Because of the uneven vaccination schedules, it will be critical for campaigns to activate and optimize in real-time using dynamic location targeting, featuring geofencing. Local in this context should eschew traditional Nielsen Designated Market Area segmentation. The local approach I’m talking about should account for the expected variances — which stores, restaurants and car dealerships are open? Which are not? Will they gradually ramp up in terms of store hours and days open? Are they offering their full suite of products/services?
Finding high-affinity zones for brands
This granular approach will do no less than transform digital advertising paradigms well beyond the pandemic. This shift will be bolstered by the new ability to target consumers molecularly without running afoul of privacy regulations like the California Consumer Privacy Act. Brands can now target areas within circumscribed walking or driving time from stores as well as pinpoint high-affinity zones for their brands.
Geofencing should map every county in your brand’s national footprint. Privacy-first, location-based technology automates dynamic creative optimization and vicinity to generate more efficient spend. Through daily monitoring, brands will be able to shift dollars in a flash to optimize spending to make the most impact of your messaging.

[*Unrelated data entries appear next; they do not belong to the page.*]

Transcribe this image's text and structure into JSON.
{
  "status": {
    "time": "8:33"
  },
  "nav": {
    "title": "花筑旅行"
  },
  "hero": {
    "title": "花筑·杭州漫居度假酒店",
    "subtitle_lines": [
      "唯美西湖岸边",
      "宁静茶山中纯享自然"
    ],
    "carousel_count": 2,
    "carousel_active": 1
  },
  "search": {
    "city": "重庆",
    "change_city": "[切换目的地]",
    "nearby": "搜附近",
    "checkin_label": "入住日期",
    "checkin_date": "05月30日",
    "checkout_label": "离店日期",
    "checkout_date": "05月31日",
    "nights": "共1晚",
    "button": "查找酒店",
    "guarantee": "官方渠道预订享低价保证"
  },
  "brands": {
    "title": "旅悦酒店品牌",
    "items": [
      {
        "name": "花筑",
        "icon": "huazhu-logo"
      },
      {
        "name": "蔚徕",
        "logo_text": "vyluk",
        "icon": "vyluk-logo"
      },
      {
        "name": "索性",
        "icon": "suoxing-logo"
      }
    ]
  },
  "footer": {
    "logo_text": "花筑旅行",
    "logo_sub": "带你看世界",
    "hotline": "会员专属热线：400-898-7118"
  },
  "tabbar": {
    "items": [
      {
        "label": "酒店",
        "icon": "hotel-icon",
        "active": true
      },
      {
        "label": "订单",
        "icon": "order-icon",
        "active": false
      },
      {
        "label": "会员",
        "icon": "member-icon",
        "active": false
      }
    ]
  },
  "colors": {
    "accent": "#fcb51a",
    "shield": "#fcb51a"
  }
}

As an example, the evolving vaccination rate within a particular locality can force brands to shift on a dime from a branding message to one that is more performance-driven. To refine further, even among those store locations that have reopened, there will be different priorities from store-to-store. Some will want to drive in-store messaging while others will want to push drive-thru, click and collect or delivery.

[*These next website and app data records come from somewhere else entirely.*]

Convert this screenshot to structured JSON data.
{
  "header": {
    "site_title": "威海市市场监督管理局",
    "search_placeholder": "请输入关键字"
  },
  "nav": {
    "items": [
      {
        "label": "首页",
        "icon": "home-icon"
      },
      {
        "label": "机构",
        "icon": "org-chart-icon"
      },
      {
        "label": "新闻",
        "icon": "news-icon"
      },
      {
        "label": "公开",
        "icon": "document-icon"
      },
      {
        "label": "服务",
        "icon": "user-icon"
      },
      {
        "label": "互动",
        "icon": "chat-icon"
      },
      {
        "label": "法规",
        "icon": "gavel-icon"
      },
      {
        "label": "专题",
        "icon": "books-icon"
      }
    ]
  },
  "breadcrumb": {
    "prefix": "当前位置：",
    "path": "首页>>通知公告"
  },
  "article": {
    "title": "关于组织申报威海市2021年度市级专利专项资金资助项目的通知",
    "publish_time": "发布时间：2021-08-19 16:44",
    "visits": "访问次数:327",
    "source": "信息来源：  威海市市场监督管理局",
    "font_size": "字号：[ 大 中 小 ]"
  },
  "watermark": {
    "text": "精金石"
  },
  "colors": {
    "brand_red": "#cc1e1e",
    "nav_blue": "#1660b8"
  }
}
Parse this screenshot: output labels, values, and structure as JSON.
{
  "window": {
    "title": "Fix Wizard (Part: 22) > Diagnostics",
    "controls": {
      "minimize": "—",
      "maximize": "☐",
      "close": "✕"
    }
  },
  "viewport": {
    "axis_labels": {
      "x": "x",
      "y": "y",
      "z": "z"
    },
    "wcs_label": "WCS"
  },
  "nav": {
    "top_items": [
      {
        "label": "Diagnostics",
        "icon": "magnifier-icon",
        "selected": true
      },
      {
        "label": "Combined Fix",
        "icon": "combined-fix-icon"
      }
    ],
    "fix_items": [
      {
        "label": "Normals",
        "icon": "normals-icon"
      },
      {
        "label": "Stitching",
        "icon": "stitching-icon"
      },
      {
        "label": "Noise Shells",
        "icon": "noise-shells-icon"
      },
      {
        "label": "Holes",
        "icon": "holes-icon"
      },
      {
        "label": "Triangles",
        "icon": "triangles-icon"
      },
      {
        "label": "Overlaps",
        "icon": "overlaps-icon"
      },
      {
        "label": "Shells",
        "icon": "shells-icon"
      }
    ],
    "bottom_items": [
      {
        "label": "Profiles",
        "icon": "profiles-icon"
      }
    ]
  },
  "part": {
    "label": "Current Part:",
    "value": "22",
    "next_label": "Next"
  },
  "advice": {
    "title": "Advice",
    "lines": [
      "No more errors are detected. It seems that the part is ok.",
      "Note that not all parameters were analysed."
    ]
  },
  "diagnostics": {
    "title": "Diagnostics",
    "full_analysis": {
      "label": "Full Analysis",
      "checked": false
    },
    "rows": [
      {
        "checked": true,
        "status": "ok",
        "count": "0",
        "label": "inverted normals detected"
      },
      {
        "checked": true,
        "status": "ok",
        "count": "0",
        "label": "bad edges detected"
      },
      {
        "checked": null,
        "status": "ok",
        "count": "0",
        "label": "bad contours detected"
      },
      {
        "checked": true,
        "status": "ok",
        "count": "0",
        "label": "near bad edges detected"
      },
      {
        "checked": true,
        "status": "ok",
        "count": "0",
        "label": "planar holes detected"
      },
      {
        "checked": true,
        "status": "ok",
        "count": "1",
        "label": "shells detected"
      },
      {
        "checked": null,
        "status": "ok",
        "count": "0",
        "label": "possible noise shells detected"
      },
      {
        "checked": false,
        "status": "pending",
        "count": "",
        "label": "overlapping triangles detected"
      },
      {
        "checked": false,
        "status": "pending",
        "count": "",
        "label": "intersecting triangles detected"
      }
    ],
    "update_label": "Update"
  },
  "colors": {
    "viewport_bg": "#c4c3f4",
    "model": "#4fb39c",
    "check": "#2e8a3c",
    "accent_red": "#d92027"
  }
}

Staying in the loop
This highly sophisticated practice creates a constant feedback loop. Between Q3 and Q4 in 2020, consumer propensity for 30-minute traveling distances increased by 363% compared to the 191% growth observed for 15-minute traveling distances. This feedback is valuable in indicating that stores might have experienced a notable shift in consumer compensation — adding more consumers willing to travel longer distances — or it could indicate that the same folks were more willing to travel further for shopping because of the time saved by not commuting during the pandemic.
This gradual reopening period will likely have its twists and turns during the next three months, but advertisers are no strangers to turbulence and surprises in normal times much less during a pandemic. The juggling act of balancing public health and economic health has been the throughline the past year. And now, we have even more muscle memory than ever to remain steadfast, brave and flexible in responding to whatever challenges come our way. The proverbial light at the end of the tunnel is getting brighter. Spending the next 100 days to sharpen our strategies will be critical as to how quickly and successfully we can return to the broad daylight of normal.
Stan Coignard is chief executive, Americas, S4M